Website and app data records
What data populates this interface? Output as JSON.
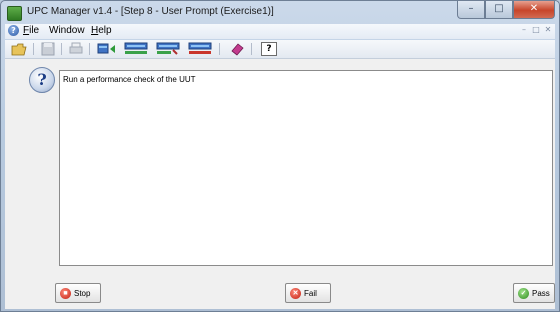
{
  "window": {
    "title": "UPC Manager v1.4 - [Step 8 - User Prompt (Exercise1)]",
    "controls": {
      "minimize": "–",
      "maximize": "□",
      "close": "✕"
    }
  },
  "menubar": {
    "items": [
      {
        "accel": "F",
        "rest": "ile"
      },
      {
        "accel": "",
        "rest": "Window"
      },
      {
        "accel": "H",
        "rest": "elp"
      }
    ],
    "mdi_controls": [
      "–",
      "□",
      "✕"
    ]
  },
  "toolbar": {
    "icons": [
      "open-folder-icon",
      "save-icon",
      "print-icon",
      "step-back-icon",
      "step-list-icon",
      "step-edit-icon",
      "step-run-icon",
      "eraser-icon",
      "help-context-icon"
    ],
    "help_glyph": "?"
  },
  "prompt": {
    "icon_glyph": "?",
    "message": "Run a performance check of the UUT"
  },
  "buttons": {
    "stop": "Stop",
    "fail": "Fail",
    "pass": "Pass"
  },
  "colors": {
    "window_frame": "#b8cbe0",
    "close_button": "#c7452a",
    "pass_green": "#2d8a1d",
    "fail_red": "#c21f12"
  }
}
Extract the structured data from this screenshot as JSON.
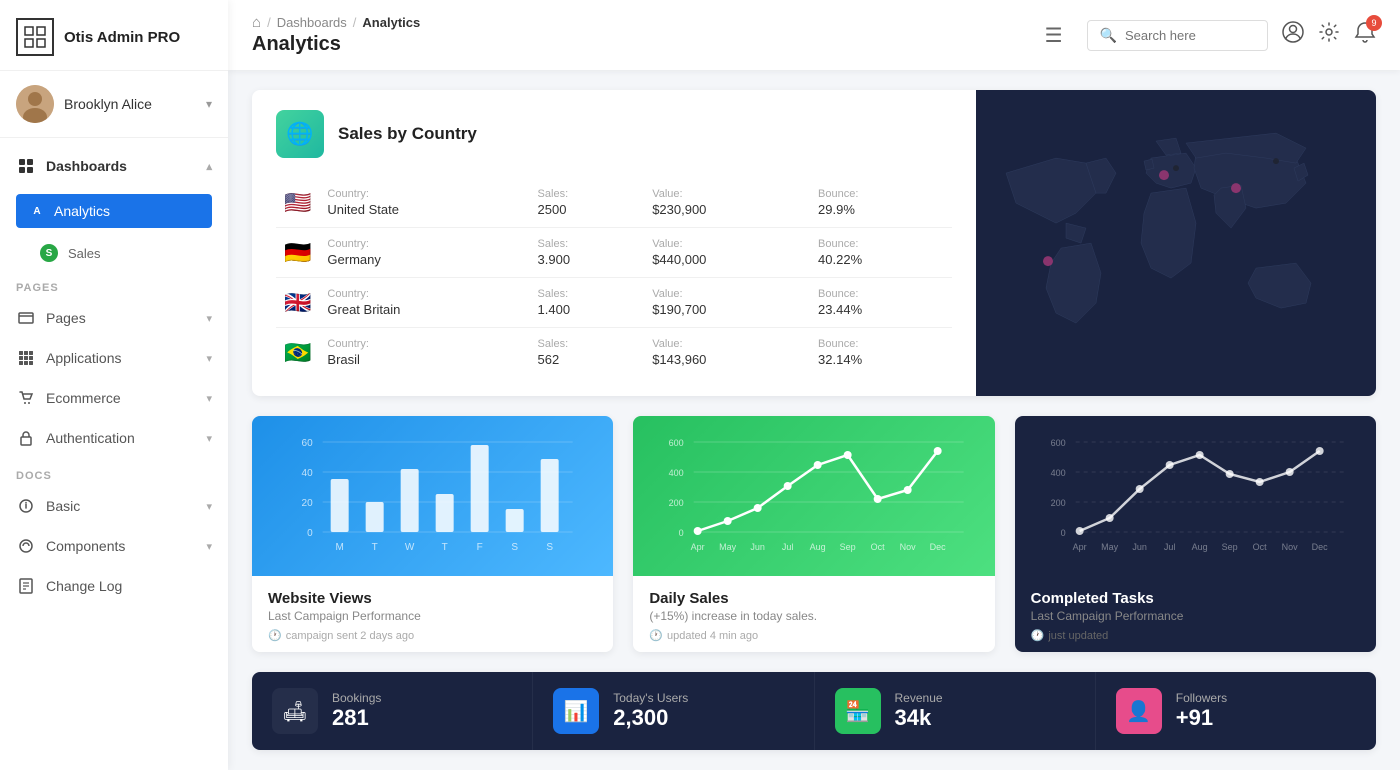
{
  "sidebar": {
    "logo": {
      "icon": "⊞",
      "text": "Otis Admin PRO"
    },
    "user": {
      "name": "Brooklyn Alice",
      "avatar_char": "👩"
    },
    "dashboards_label": "Dashboards",
    "analytics_label": "Analytics",
    "sales_label": "Sales",
    "pages_section": "PAGES",
    "pages_label": "Pages",
    "applications_label": "Applications",
    "ecommerce_label": "Ecommerce",
    "authentication_label": "Authentication",
    "docs_section": "DOCS",
    "basic_label": "Basic",
    "components_label": "Components",
    "changelog_label": "Change Log"
  },
  "header": {
    "home_icon": "⌂",
    "breadcrumb_dashboards": "Dashboards",
    "breadcrumb_analytics": "Analytics",
    "page_title": "Analytics",
    "menu_icon": "☰",
    "search_placeholder": "Search here",
    "notification_count": "9"
  },
  "sales_by_country": {
    "title": "Sales by Country",
    "countries": [
      {
        "flag": "🇺🇸",
        "country_label": "Country:",
        "country_name": "United State",
        "sales_label": "Sales:",
        "sales_value": "2500",
        "value_label": "Value:",
        "value_amount": "$230,900",
        "bounce_label": "Bounce:",
        "bounce_pct": "29.9%"
      },
      {
        "flag": "🇩🇪",
        "country_label": "Country:",
        "country_name": "Germany",
        "sales_label": "Sales:",
        "sales_value": "3.900",
        "value_label": "Value:",
        "value_amount": "$440,000",
        "bounce_label": "Bounce:",
        "bounce_pct": "40.22%"
      },
      {
        "flag": "🇬🇧",
        "country_label": "Country:",
        "country_name": "Great Britain",
        "sales_label": "Sales:",
        "sales_value": "1.400",
        "value_label": "Value:",
        "value_amount": "$190,700",
        "bounce_label": "Bounce:",
        "bounce_pct": "23.44%"
      },
      {
        "flag": "🇧🇷",
        "country_label": "Country:",
        "country_name": "Brasil",
        "sales_label": "Sales:",
        "sales_value": "562",
        "value_label": "Value:",
        "value_amount": "$143,960",
        "bounce_label": "Bounce:",
        "bounce_pct": "32.14%"
      }
    ]
  },
  "website_views": {
    "title": "Website Views",
    "subtitle": "Last Campaign Performance",
    "footer": "campaign sent 2 days ago",
    "y_labels": [
      "0",
      "20",
      "40",
      "60"
    ],
    "x_labels": [
      "M",
      "T",
      "W",
      "T",
      "F",
      "S",
      "S"
    ],
    "bars": [
      35,
      20,
      42,
      25,
      58,
      15,
      48
    ]
  },
  "daily_sales": {
    "title": "Daily Sales",
    "subtitle": "(+15%) increase in today sales.",
    "footer": "updated 4 min ago",
    "y_labels": [
      "0",
      "200",
      "400",
      "600"
    ],
    "x_labels": [
      "Apr",
      "May",
      "Jun",
      "Jul",
      "Aug",
      "Sep",
      "Oct",
      "Nov",
      "Dec"
    ],
    "points": [
      5,
      60,
      140,
      280,
      420,
      480,
      200,
      260,
      500
    ]
  },
  "completed_tasks": {
    "title": "Completed Tasks",
    "subtitle": "Last Campaign Performance",
    "footer": "just updated",
    "y_labels": [
      "0",
      "200",
      "400",
      "600"
    ],
    "x_labels": [
      "Apr",
      "May",
      "Jun",
      "Jul",
      "Aug",
      "Sep",
      "Oct",
      "Nov",
      "Dec"
    ],
    "points": [
      10,
      80,
      260,
      400,
      480,
      350,
      300,
      360,
      500
    ]
  },
  "stats": [
    {
      "icon": "🛋",
      "icon_style": "dark",
      "label": "Bookings",
      "value": "281"
    },
    {
      "icon": "📊",
      "icon_style": "blue",
      "label": "Today's Users",
      "value": "2,300"
    },
    {
      "icon": "🏪",
      "icon_style": "green",
      "label": "Revenue",
      "value": "34k"
    },
    {
      "icon": "👤",
      "icon_style": "pink",
      "label": "Followers",
      "value": "+91"
    }
  ]
}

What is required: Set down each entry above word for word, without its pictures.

Exercise output:
What data populates this interface? Output as JSON.
{
  "window": {
    "title": "UPC Manager v1.4 - [Step 8 - User Prompt (Exercise1)]",
    "controls": {
      "minimize": "–",
      "maximize": "□",
      "close": "✕"
    }
  },
  "menubar": {
    "items": [
      {
        "accel": "F",
        "rest": "ile"
      },
      {
        "accel": "",
        "rest": "Window"
      },
      {
        "accel": "H",
        "rest": "elp"
      }
    ],
    "mdi_controls": [
      "–",
      "□",
      "✕"
    ]
  },
  "toolbar": {
    "icons": [
      "open-folder-icon",
      "save-icon",
      "print-icon",
      "step-back-icon",
      "step-list-icon",
      "step-edit-icon",
      "step-run-icon",
      "eraser-icon",
      "help-context-icon"
    ],
    "help_glyph": "?"
  },
  "prompt": {
    "icon_glyph": "?",
    "message": "Run a performance check of the UUT"
  },
  "buttons": {
    "stop": "Stop",
    "fail": "Fail",
    "pass": "Pass"
  },
  "colors": {
    "window_frame": "#b8cbe0",
    "close_button": "#c7452a",
    "pass_green": "#2d8a1d",
    "fail_red": "#c21f12"
  }
}
Extract the structured data from this screenshot as JSON.
{
  "sidebar": {
    "logo": {
      "icon": "⊞",
      "text": "Otis Admin PRO"
    },
    "user": {
      "name": "Brooklyn Alice",
      "avatar_char": "👩"
    },
    "dashboards_label": "Dashboards",
    "analytics_label": "Analytics",
    "sales_label": "Sales",
    "pages_section": "PAGES",
    "pages_label": "Pages",
    "applications_label": "Applications",
    "ecommerce_label": "Ecommerce",
    "authentication_label": "Authentication",
    "docs_section": "DOCS",
    "basic_label": "Basic",
    "components_label": "Components",
    "changelog_label": "Change Log"
  },
  "header": {
    "home_icon": "⌂",
    "breadcrumb_dashboards": "Dashboards",
    "breadcrumb_analytics": "Analytics",
    "page_title": "Analytics",
    "menu_icon": "☰",
    "search_placeholder": "Search here",
    "notification_count": "9"
  },
  "sales_by_country": {
    "title": "Sales by Country",
    "countries": [
      {
        "flag": "🇺🇸",
        "country_label": "Country:",
        "country_name": "United State",
        "sales_label": "Sales:",
        "sales_value": "2500",
        "value_label": "Value:",
        "value_amount": "$230,900",
        "bounce_label": "Bounce:",
        "bounce_pct": "29.9%"
      },
      {
        "flag": "🇩🇪",
        "country_label": "Country:",
        "country_name": "Germany",
        "sales_label": "Sales:",
        "sales_value": "3.900",
        "value_label": "Value:",
        "value_amount": "$440,000",
        "bounce_label": "Bounce:",
        "bounce_pct": "40.22%"
      },
      {
        "flag": "🇬🇧",
        "country_label": "Country:",
        "country_name": "Great Britain",
        "sales_label": "Sales:",
        "sales_value": "1.400",
        "value_label": "Value:",
        "value_amount": "$190,700",
        "bounce_label": "Bounce:",
        "bounce_pct": "23.44%"
      },
      {
        "flag": "🇧🇷",
        "country_label": "Country:",
        "country_name": "Brasil",
        "sales_label": "Sales:",
        "sales_value": "562",
        "value_label": "Value:",
        "value_amount": "$143,960",
        "bounce_label": "Bounce:",
        "bounce_pct": "32.14%"
      }
    ]
  },
  "website_views": {
    "title": "Website Views",
    "subtitle": "Last Campaign Performance",
    "footer": "campaign sent 2 days ago",
    "y_labels": [
      "0",
      "20",
      "40",
      "60"
    ],
    "x_labels": [
      "M",
      "T",
      "W",
      "T",
      "F",
      "S",
      "S"
    ],
    "bars": [
      35,
      20,
      42,
      25,
      58,
      15,
      48
    ]
  },
  "daily_sales": {
    "title": "Daily Sales",
    "subtitle": "(+15%) increase in today sales.",
    "footer": "updated 4 min ago",
    "y_labels": [
      "0",
      "200",
      "400",
      "600"
    ],
    "x_labels": [
      "Apr",
      "May",
      "Jun",
      "Jul",
      "Aug",
      "Sep",
      "Oct",
      "Nov",
      "Dec"
    ],
    "points": [
      5,
      60,
      140,
      280,
      420,
      480,
      200,
      260,
      500
    ]
  },
  "completed_tasks": {
    "title": "Completed Tasks",
    "subtitle": "Last Campaign Performance",
    "footer": "just updated",
    "y_labels": [
      "0",
      "200",
      "400",
      "600"
    ],
    "x_labels": [
      "Apr",
      "May",
      "Jun",
      "Jul",
      "Aug",
      "Sep",
      "Oct",
      "Nov",
      "Dec"
    ],
    "points": [
      10,
      80,
      260,
      400,
      480,
      350,
      300,
      360,
      500
    ]
  },
  "stats": [
    {
      "icon": "🛋",
      "icon_style": "dark",
      "label": "Bookings",
      "value": "281"
    },
    {
      "icon": "📊",
      "icon_style": "blue",
      "label": "Today's Users",
      "value": "2,300"
    },
    {
      "icon": "🏪",
      "icon_style": "green",
      "label": "Revenue",
      "value": "34k"
    },
    {
      "icon": "👤",
      "icon_style": "pink",
      "label": "Followers",
      "value": "+91"
    }
  ]
}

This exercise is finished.